[Excerpts from a dataset]

= = = = = = =

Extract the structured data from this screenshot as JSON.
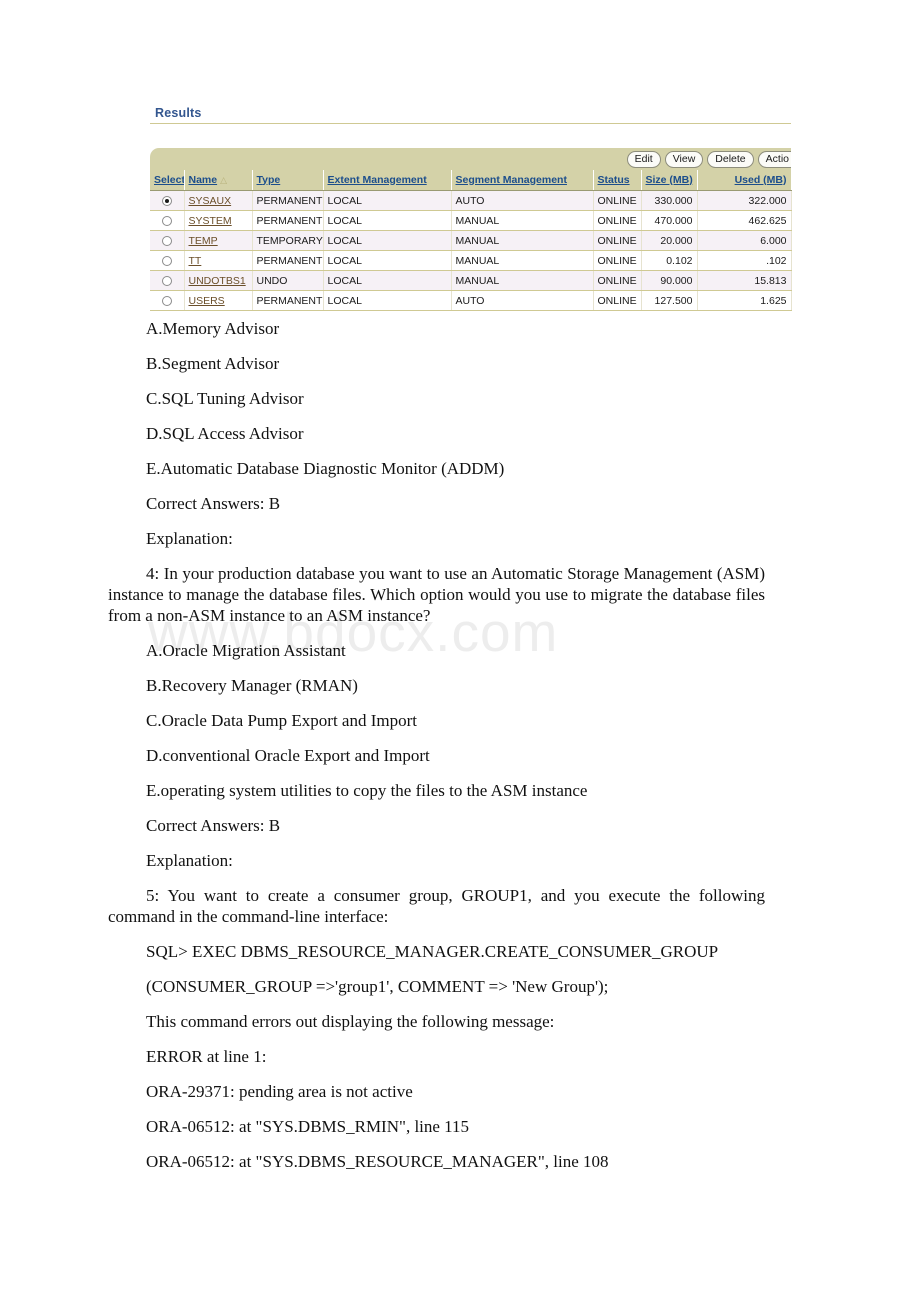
{
  "watermark": "www.bdocx.com",
  "em": {
    "heading": "Results",
    "toolbar": {
      "edit_label": "Edit",
      "view_label": "View",
      "delete_label": "Delete",
      "actions_label": "Actio"
    },
    "columns": [
      {
        "key": "select",
        "label": "Select",
        "align": "center",
        "sorted": false
      },
      {
        "key": "name",
        "label": "Name",
        "align": "left",
        "sorted": true,
        "sort_arrow": "△"
      },
      {
        "key": "type",
        "label": "Type",
        "align": "left",
        "sorted": false
      },
      {
        "key": "extent_management",
        "label": "Extent Management",
        "align": "left",
        "sorted": false
      },
      {
        "key": "segment_management",
        "label": "Segment Management",
        "align": "left",
        "sorted": false
      },
      {
        "key": "status",
        "label": "Status",
        "align": "left",
        "sorted": false
      },
      {
        "key": "size_mb",
        "label": "Size (MB)",
        "align": "right",
        "sorted": false
      },
      {
        "key": "used_mb",
        "label": "Used (MB)",
        "align": "right",
        "sorted": false
      }
    ],
    "rows": [
      {
        "selected": true,
        "name": "SYSAUX",
        "type": "PERMANENT",
        "extent_management": "LOCAL",
        "segment_management": "AUTO",
        "status": "ONLINE",
        "size_mb": "330.000",
        "used_mb": "322.000"
      },
      {
        "selected": false,
        "name": "SYSTEM",
        "type": "PERMANENT",
        "extent_management": "LOCAL",
        "segment_management": "MANUAL",
        "status": "ONLINE",
        "size_mb": "470.000",
        "used_mb": "462.625"
      },
      {
        "selected": false,
        "name": "TEMP",
        "type": "TEMPORARY",
        "extent_management": "LOCAL",
        "segment_management": "MANUAL",
        "status": "ONLINE",
        "size_mb": "20.000",
        "used_mb": "6.000"
      },
      {
        "selected": false,
        "name": "TT",
        "type": "PERMANENT",
        "extent_management": "LOCAL",
        "segment_management": "MANUAL",
        "status": "ONLINE",
        "size_mb": "0.102",
        "used_mb": ".102"
      },
      {
        "selected": false,
        "name": "UNDOTBS1",
        "type": "UNDO",
        "extent_management": "LOCAL",
        "segment_management": "MANUAL",
        "status": "ONLINE",
        "size_mb": "90.000",
        "used_mb": "15.813"
      },
      {
        "selected": false,
        "name": "USERS",
        "type": "PERMANENT",
        "extent_management": "LOCAL",
        "segment_management": "AUTO",
        "status": "ONLINE",
        "size_mb": "127.500",
        "used_mb": "1.625"
      }
    ]
  },
  "document": {
    "q3_options": [
      "A.Memory Advisor",
      "B.Segment Advisor",
      "C.SQL Tuning Advisor",
      "D.SQL Access Advisor",
      "E.Automatic Database Diagnostic Monitor (ADDM)"
    ],
    "q3_answer": "Correct Answers: B",
    "q3_explanation": "Explanation:",
    "q4_stem": "4: In your production database you want to use an Automatic Storage Management (ASM) instance to manage the database files. Which option would you use to migrate the database files from a non-ASM instance to an ASM instance?",
    "q4_options": [
      "A.Oracle Migration Assistant",
      "B.Recovery Manager (RMAN)",
      "C.Oracle Data Pump Export and Import",
      "D.conventional Oracle Export and Import",
      "E.operating system utilities to copy the files to the ASM instance"
    ],
    "q4_answer": "Correct Answers: B",
    "q4_explanation": "Explanation:",
    "q5_stem": "5: You want to create a consumer group, GROUP1, and you execute the following command in the command-line interface:",
    "q5_lines": [
      "SQL> EXEC DBMS_RESOURCE_MANAGER.CREATE_CONSUMER_GROUP",
      "(CONSUMER_GROUP =>'group1', COMMENT => 'New Group');",
      "This command errors out displaying the following message:",
      "ERROR at line 1:",
      "ORA-29371: pending area is not active",
      "ORA-06512: at \"SYS.DBMS_RMIN\", line 115",
      "ORA-06512: at \"SYS.DBMS_RESOURCE_MANAGER\", line 108"
    ]
  }
}
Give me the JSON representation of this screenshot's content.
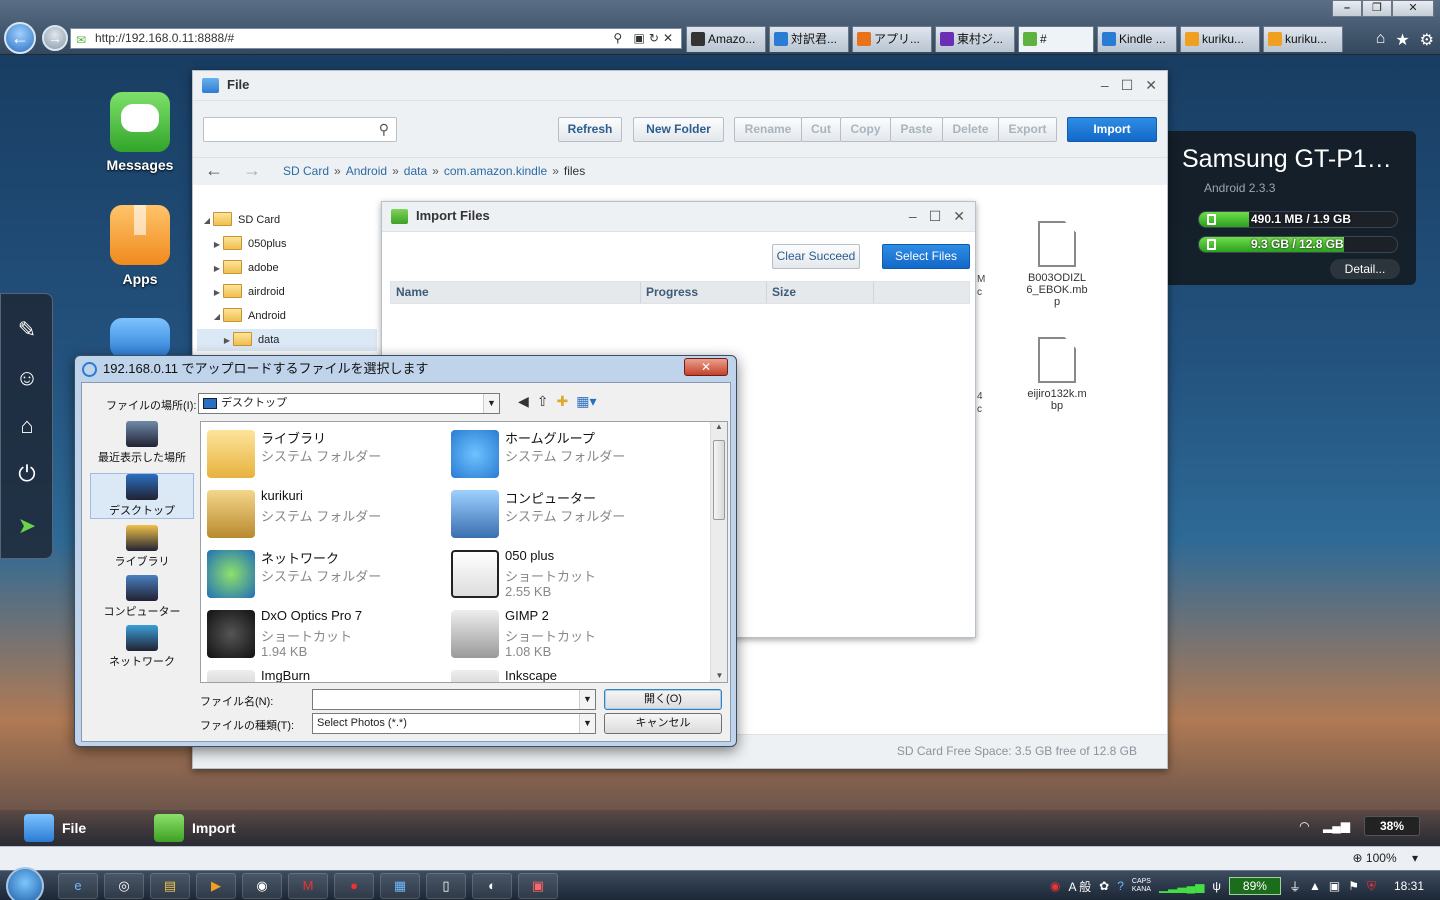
{
  "browser": {
    "url": "http://192.168.0.11:8888/#",
    "tabs": [
      {
        "label": "Amazo...",
        "color": "#333333"
      },
      {
        "label": "対訳君...",
        "color": "#2a7bd3"
      },
      {
        "label": "アプリ...",
        "color": "#e8731b"
      },
      {
        "label": "東村ジ...",
        "color": "#6b2fb6"
      },
      {
        "label": "#",
        "color": "#5db33d"
      },
      {
        "label": "Kindle ...",
        "color": "#2a7bd3"
      },
      {
        "label": "kuriku...",
        "color": "#f0a020"
      },
      {
        "label": "kuriku...",
        "color": "#f0a020"
      }
    ]
  },
  "dock": {
    "messages_label": "Messages",
    "apps_label": "Apps"
  },
  "file_window": {
    "title": "File",
    "search_placeholder": "",
    "buttons": {
      "refresh": "Refresh",
      "new_folder": "New Folder",
      "rename": "Rename",
      "cut": "Cut",
      "copy": "Copy",
      "paste": "Paste",
      "delete": "Delete",
      "export": "Export",
      "import": "Import"
    },
    "breadcrumb": [
      "SD Card",
      "Android",
      "data",
      "com.amazon.kindle",
      "files"
    ],
    "breadcrumb_sep": "»",
    "tree": [
      {
        "label": "SD Card"
      },
      {
        "label": "050plus"
      },
      {
        "label": "adobe"
      },
      {
        "label": "airdroid"
      },
      {
        "label": "Android"
      },
      {
        "label": "data"
      }
    ],
    "files": [
      {
        "name": "B003ODIZL6_EBOK.mbp"
      },
      {
        "name": "eijiro132k.mbp"
      }
    ],
    "partial_labels": [
      "M",
      "c",
      "4",
      "c"
    ],
    "free_space": "SD Card Free Space: 3.5 GB free of 12.8 GB"
  },
  "import_window": {
    "title": "Import Files",
    "clear_btn": "Clear Succeed",
    "select_btn": "Select Files",
    "columns": [
      "Name",
      "Progress",
      "Size"
    ]
  },
  "device": {
    "name": "Samsung GT-P1…",
    "android": "Android 2.3.3",
    "storage": [
      {
        "text": "490.1 MB / 1.9 GB",
        "fraction": 0.25
      },
      {
        "text": "9.3 GB / 12.8 GB",
        "fraction": 0.73
      }
    ],
    "detail_btn": "Detail..."
  },
  "dialog": {
    "title": "192.168.0.11 でアップロードするファイルを選択します",
    "close_label": "✕",
    "location_label": "ファイルの場所(I):",
    "location_value": "デスクトップ",
    "places": [
      {
        "label": "最近表示した場所"
      },
      {
        "label": "デスクトップ"
      },
      {
        "label": "ライブラリ"
      },
      {
        "label": "コンピューター"
      },
      {
        "label": "ネットワーク"
      }
    ],
    "items": [
      {
        "name": "ライブラリ",
        "type": "システム フォルダー",
        "size": ""
      },
      {
        "name": "ホームグループ",
        "type": "システム フォルダー",
        "size": ""
      },
      {
        "name": "kurikuri",
        "type": "システム フォルダー",
        "size": ""
      },
      {
        "name": "コンピューター",
        "type": "システム フォルダー",
        "size": ""
      },
      {
        "name": "ネットワーク",
        "type": "システム フォルダー",
        "size": ""
      },
      {
        "name": "050 plus",
        "type": "ショートカット",
        "size": "2.55 KB"
      },
      {
        "name": "DxO Optics Pro 7",
        "type": "ショートカット",
        "size": "1.94 KB"
      },
      {
        "name": "GIMP 2",
        "type": "ショートカット",
        "size": "1.08 KB"
      },
      {
        "name": "ImgBurn",
        "type": "",
        "size": ""
      },
      {
        "name": "Inkscape",
        "type": "",
        "size": ""
      }
    ],
    "filename_label": "ファイル名(N):",
    "filename_value": "",
    "filetype_label": "ファイルの種類(T):",
    "filetype_value": "Select Photos (*.*)",
    "open_btn": "開く(O)",
    "cancel_btn": "キャンセル"
  },
  "app_taskbar": {
    "file": "File",
    "import": "Import",
    "battery": "38%"
  },
  "ie_status": {
    "zoom": "100%"
  },
  "win_taskbar": {
    "ime": "A 般",
    "caps": "CAPS",
    "kana": "KANA",
    "battery": "89%",
    "time": "18:31"
  }
}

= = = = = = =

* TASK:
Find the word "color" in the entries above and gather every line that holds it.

* EXPECTED OUTPUT:
        "color": "#333333"
        "color": "#2a7bd3"
        "color": "#e8731b"
        "color": "#6b2fb6"
        "color": "#5db33d"
        "color": "#2a7bd3"
        "color": "#f0a020"
        "color": "#f0a020"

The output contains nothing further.